The Association of U S West Retirees



Nacchio conviction "a long time coming" 
By Will Shanley, Staff Writer
Denver Post
Friday, April 20, 2007

Some former Qwest shareholders and workers rejoiced Thursday following the guilty verdict in the insider-trading case against Joe Nacchio.

Other metro-area residents described the outcome as "shocking" or expressed sympathy for the disgraced chief executive.

"I'm so excited," said JoLynne Whiting, a former Qwest worker who laughed almost uncontrollably during a telephone interview with The Denver Post.  "This is just marvelous.  Thank goodness."

Whiting, who said she lost more than $100,000 in retirement savings when Qwest's stock tanked earlier this decade, described the verdict as vindication.

"It has been a long time coming," said Whiting, who worked for Qwest and its predecessors, US West and Mountain Bell, for a total of 29 years across several departments before retiring in 2000.  "He destroyed billions of dollars in people's retirement savings so that he could profit."  The jury of eight men and four women found Nacchio, the former CEO, guilty on 19 counts of illegal insider trading.  Nacchio faces a maximum penalty of 10 years in prison and a $1 million fine for each of the counts on which he was convicted.

"He got what he deserves," said Thomas Kittridge, 78, who said he lost about $50,000 as a result of Qwest's stock decline.  "He hurt a lot of people.  I would have been disappointed if he had gotten off clean."

After the guilty counts were announced, a spectator in the back of the courtroom muttered, "This is beautiful."  The man declined to provide his name when asked by a Post reporter.

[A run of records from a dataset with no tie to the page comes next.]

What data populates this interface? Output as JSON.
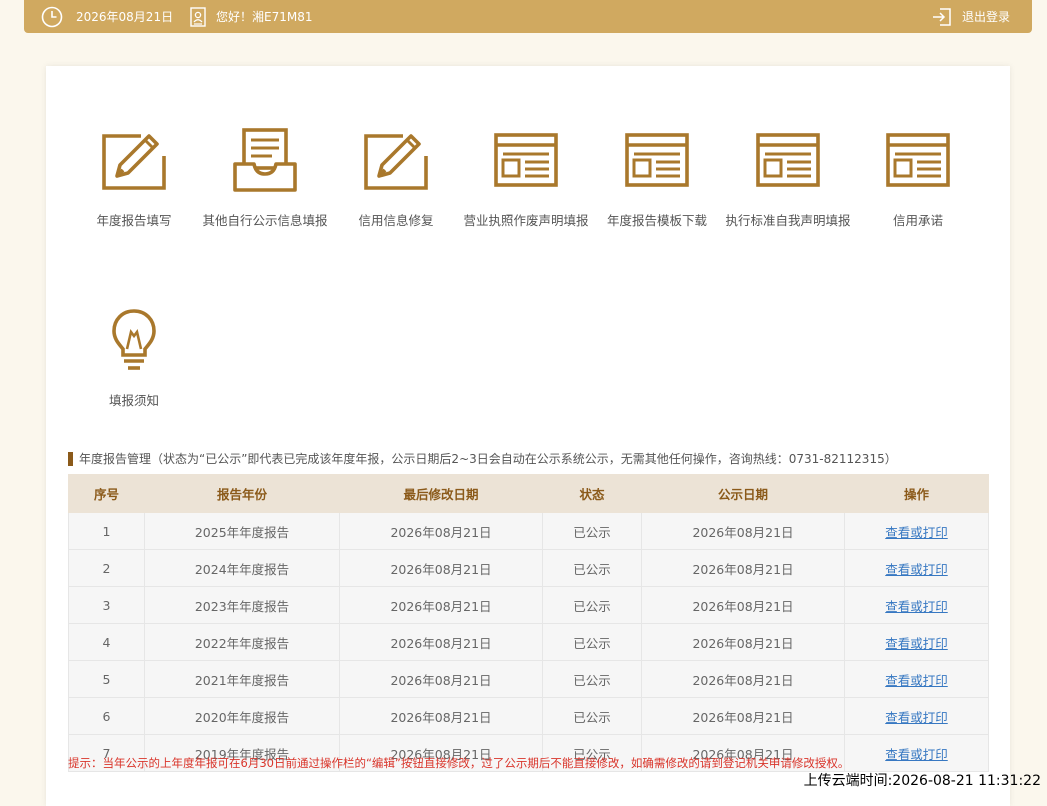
{
  "header": {
    "date": "2026年08月21日",
    "greeting": "您好！湘E71M81",
    "logout": "退出登录"
  },
  "tiles": [
    {
      "label": "年度报告填写",
      "icon": "edit-pencil-icon"
    },
    {
      "label": "其他自行公示信息填报",
      "icon": "inbox-document-icon"
    },
    {
      "label": "信用信息修复",
      "icon": "edit-pencil-icon"
    },
    {
      "label": "营业执照作废声明填报",
      "icon": "web-form-icon"
    },
    {
      "label": "年度报告模板下载",
      "icon": "web-form-icon"
    },
    {
      "label": "执行标准自我声明填报",
      "icon": "web-form-icon"
    },
    {
      "label": "信用承诺",
      "icon": "web-form-icon"
    },
    {
      "label": "填报须知",
      "icon": "lightbulb-icon"
    }
  ],
  "section": {
    "title": "年度报告管理（状态为“已公示”即代表已完成该年度年报，公示日期后2~3日会自动在公示系统公示，无需其他任何操作，咨询热线：0731-82112315）"
  },
  "table": {
    "headers": [
      "序号",
      "报告年份",
      "最后修改日期",
      "状态",
      "公示日期",
      "操作"
    ],
    "rows": [
      [
        "1",
        "2025年年度报告",
        "2026年08月21日",
        "已公示",
        "2026年08月21日",
        "查看或打印"
      ],
      [
        "2",
        "2024年年度报告",
        "2026年08月21日",
        "已公示",
        "2026年08月21日",
        "查看或打印"
      ],
      [
        "3",
        "2023年年度报告",
        "2026年08月21日",
        "已公示",
        "2026年08月21日",
        "查看或打印"
      ],
      [
        "4",
        "2022年年度报告",
        "2026年08月21日",
        "已公示",
        "2026年08月21日",
        "查看或打印"
      ],
      [
        "5",
        "2021年年度报告",
        "2026年08月21日",
        "已公示",
        "2026年08月21日",
        "查看或打印"
      ],
      [
        "6",
        "2020年年度报告",
        "2026年08月21日",
        "已公示",
        "2026年08月21日",
        "查看或打印"
      ],
      [
        "7",
        "2019年年度报告",
        "2026年08月21日",
        "已公示",
        "2026年08月21日",
        "查看或打印"
      ]
    ]
  },
  "tip": "提示：当年公示的上年度年报可在6月30日前通过操作栏的“编辑”按钮直接修改，过了公示期后不能直接修改，如确需修改的请到登记机关申请修改授权。",
  "upload_time": "上传云端时间:2026-08-21 11:31:22",
  "colors": {
    "accent": "#d0a960",
    "icon": "#a9782c",
    "link": "#3778c2",
    "warning": "#d9352b"
  }
}
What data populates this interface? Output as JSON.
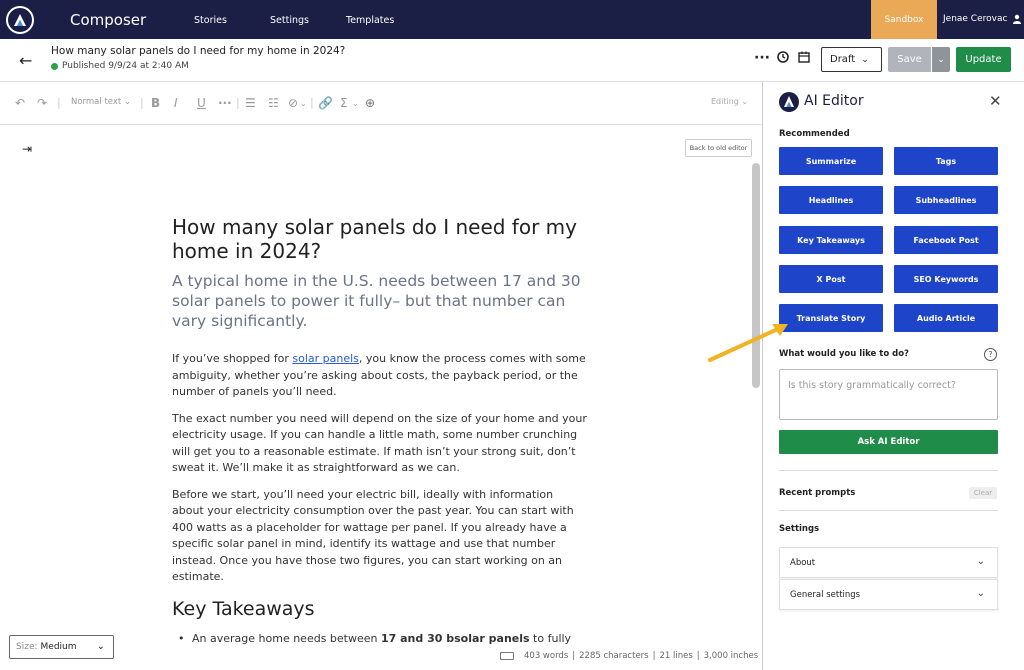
{
  "nav": {
    "app_name": "Composer",
    "links": [
      "Stories",
      "Settings",
      "Templates"
    ],
    "sandbox": "Sandbox",
    "user_name": "Jenae Cerovac"
  },
  "story": {
    "title": "How many solar panels do I need for my home in 2024?",
    "published": "Published 9/9/24 at 2:40 AM",
    "status": "Draft",
    "save_label": "Save",
    "update_label": "Update"
  },
  "toolbar": {
    "text_style": "Normal text",
    "mode": "Editing"
  },
  "editor": {
    "back_to_old": "Back to old editor",
    "headline": "How many solar panels do I need for my home in 2024?",
    "subheadline": "A typical home in the U.S. needs between 17 and 30 solar panels to power it fully– but that number can vary significantly.",
    "p1_before": "If you’ve shopped for ",
    "p1_link": "solar panels",
    "p1_after": ", you know the process comes with some ambiguity, whether you’re asking about costs, the payback period, or the number of panels you’ll need.",
    "p2": "The exact number you need will depend on the size of your home and your electricity usage. If you can handle a little math, some number crunching will get you to a reasonable estimate. If math isn’t your strong suit, don’t sweat it. We’ll make it as straightforward as we can.",
    "p3": "Before we start, you’ll need your electric bill, ideally with information about your electricity consumption over the past year. You can start with 400 watts as a placeholder for wattage per panel. If you already have a specific solar panel in mind, identify its wattage and use that number instead. Once you have those two figures, you can start working on an estimate.",
    "h2": "Key Takeaways",
    "bullet_before": "An average home needs between ",
    "bullet_bold": "17 and 30 bsolar panels",
    "bullet_after": " to fully",
    "size_label": "Size:",
    "size_value": "Medium",
    "stats": {
      "words": "403 words",
      "characters": "2285 characters",
      "lines": "21 lines",
      "inches": "3,000 inches"
    }
  },
  "ai_editor": {
    "title": "AI Editor",
    "recommended_label": "Recommended",
    "buttons": [
      "Summarize",
      "Tags",
      "Headlines",
      "Subheadlines",
      "Key Takeaways",
      "Facebook Post",
      "X Post",
      "SEO Keywords",
      "Translate Story",
      "Audio Article"
    ],
    "ask_label": "What would you like to do?",
    "prompt_placeholder": "Is this story grammatically correct?",
    "ask_button": "Ask AI Editor",
    "recent_label": "Recent prompts",
    "clear_label": "Clear",
    "settings_label": "Settings",
    "accordions": [
      "About",
      "General settings"
    ]
  },
  "colors": {
    "nav_bg": "#1c1f45",
    "sandbox": "#e9a957",
    "ai_button": "#1e44c9",
    "green": "#1f8c4a",
    "annotation_arrow": "#f0b323"
  }
}
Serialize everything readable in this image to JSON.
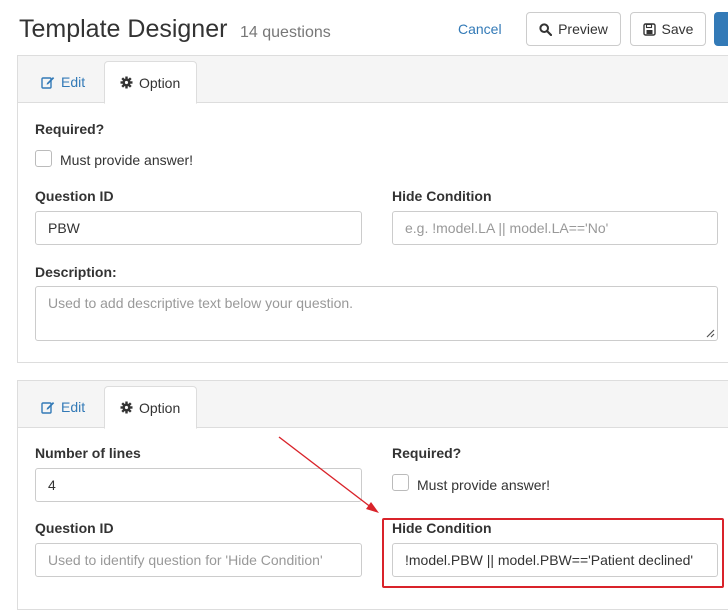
{
  "header": {
    "title": "Template Designer",
    "subtitle": "14 questions",
    "cancel_label": "Cancel",
    "preview_label": "Preview",
    "save_label": "Save"
  },
  "panel1": {
    "tabs": {
      "edit": "Edit",
      "option": "Option"
    },
    "required_label": "Required?",
    "must_provide": "Must provide answer!",
    "question_id_label": "Question ID",
    "question_id_value": "PBW",
    "hide_condition_label": "Hide Condition",
    "hide_condition_placeholder": "e.g. !model.LA || model.LA=='No'",
    "description_label": "Description:",
    "description_placeholder": "Used to add descriptive text below your question."
  },
  "panel2": {
    "tabs": {
      "edit": "Edit",
      "option": "Option"
    },
    "lines_label": "Number of lines",
    "lines_value": "4",
    "required_label": "Required?",
    "must_provide": "Must provide answer!",
    "question_id_label": "Question ID",
    "question_id_placeholder": "Used to identify question for 'Hide Condition'",
    "hide_condition_label": "Hide Condition",
    "hide_condition_value": "!model.PBW || model.PBW=='Patient declined'"
  },
  "colors": {
    "accent": "#337ab7",
    "annotation": "#d9232a"
  },
  "icons": [
    "edit-icon",
    "gear-icon",
    "search-icon",
    "save-icon"
  ]
}
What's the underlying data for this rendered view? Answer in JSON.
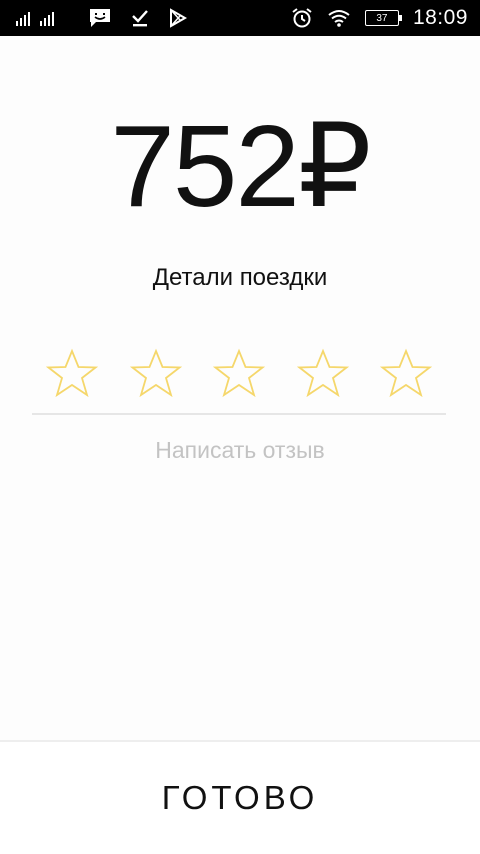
{
  "status_bar": {
    "time": "18:09",
    "battery_level": "37",
    "sim_indicator": "2",
    "icons": [
      "signal-icon",
      "message-icon",
      "download-done-icon",
      "play-store-icon",
      "alarm-icon",
      "wifi-icon",
      "battery-icon"
    ]
  },
  "trip": {
    "price": "752₽",
    "details_label": "Детали поездки"
  },
  "rating": {
    "max_stars": 5,
    "selected": 0,
    "star_color": "#f5d76b"
  },
  "review": {
    "placeholder": "Написать отзыв"
  },
  "footer": {
    "done_label": "ГОТОВО"
  }
}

Bruce Conant, a retired government worker who frequently attended the trial, said he was not surprised at the outcome considering the jury's lengthy deliberation.  He said, however, that he did not agree with the outcome.

"If I were on the jury, I would have found him not guilty," said Conant, 57.  "I'm not sure the government proved Nacchio's state of mind."

A key part of proving illegal insider trading is proving that a defendant had sold stock based on material information not known to the public.

For people such as Bruce Shibles, an attorney, the outcome could bode well for corporate America.

"The more you can get corporations to act ethically, the better off the economy will be," said Shibles, 48, a Fort Collins resident who works in Denver.  "I think corporate America has to be held accountable."

Casey Duncan, 23, said the verdict surprised him.

"I thought he would get away," said Duncan, who works as an office administrator.  "He has a lot of cash backing him up.  That helps a lot of the time."

Michael Radden of Denver said the guilty counts mean little.  He said other world events are far more important, pointing to the shooting deaths this week at Virginia Tech.

"That is a little more important than this guy," said Radden.  "He's still going to live the life of luxury, even if he goes to jail."

Sarah Sparks, who worked for Qwest from 1995 to 2001, said she has sympathy for Nacchio's family.

"If he is sentenced to prison, I don't think that anything is served," said Sparks, who said she lost $50,000 after exercising Qwest stock options that ended up declining in value.  "His family needs him."

Sparks said she does not blame Nacchio for her investment losses.

"I made my own investment decisions," said Sparks, 54.  "I'm convinced that he is guilty, but you can't blame Nacchio for losing money."

Staff writer Will Shanley can be reached at 303-954-1260 or

Other reactions

"He had people telling him that those one-time sales were drying up.  We felt he had months of information.  We felt that to a common investor, that was crucial.  We felt in good conscience that it wasn't possible that he didn't know, not a man of that intelligence.  The fact is, those one-timers were never divulged."

Terrell Joseph Dye, juror from Littleton

"Twelve courageous jurors sent a message all the way to Wall Street. ... Joe Nacchio got that message loud and clear today."

Colleen Conry, prosecutor

"For anybody who has ever made a call from Qwest's 14-state service area, 'convicted felon Joe Nacchio' has a nice ring to it.  Make no mistake, my friends, this is an overwhelming determination of guilt."

Troy Eid, U.S. attorney for Colorado

"I'd be pleased to have the court do that."

Joe Nacchio, in response to whether he wants the judge or a jury to determine how much of the $52 million in ill-gotten gains he'll have to forfeit

"I was really grateful to the trial team for finishing the job."

Bill Leone,
former U.S. attorney who spearheaded the Nacchio investigation


"There's a time of justice for everyone.  Today is that day for Joe Nacchio.  Insider trading is not a victimless crime. ... There are victims here, a lot of whom lost their hopes and dreams."

Cliff Stricklin, lead prosecutor

"We will certainly appeal."

Herbert Stern, lead defense attorney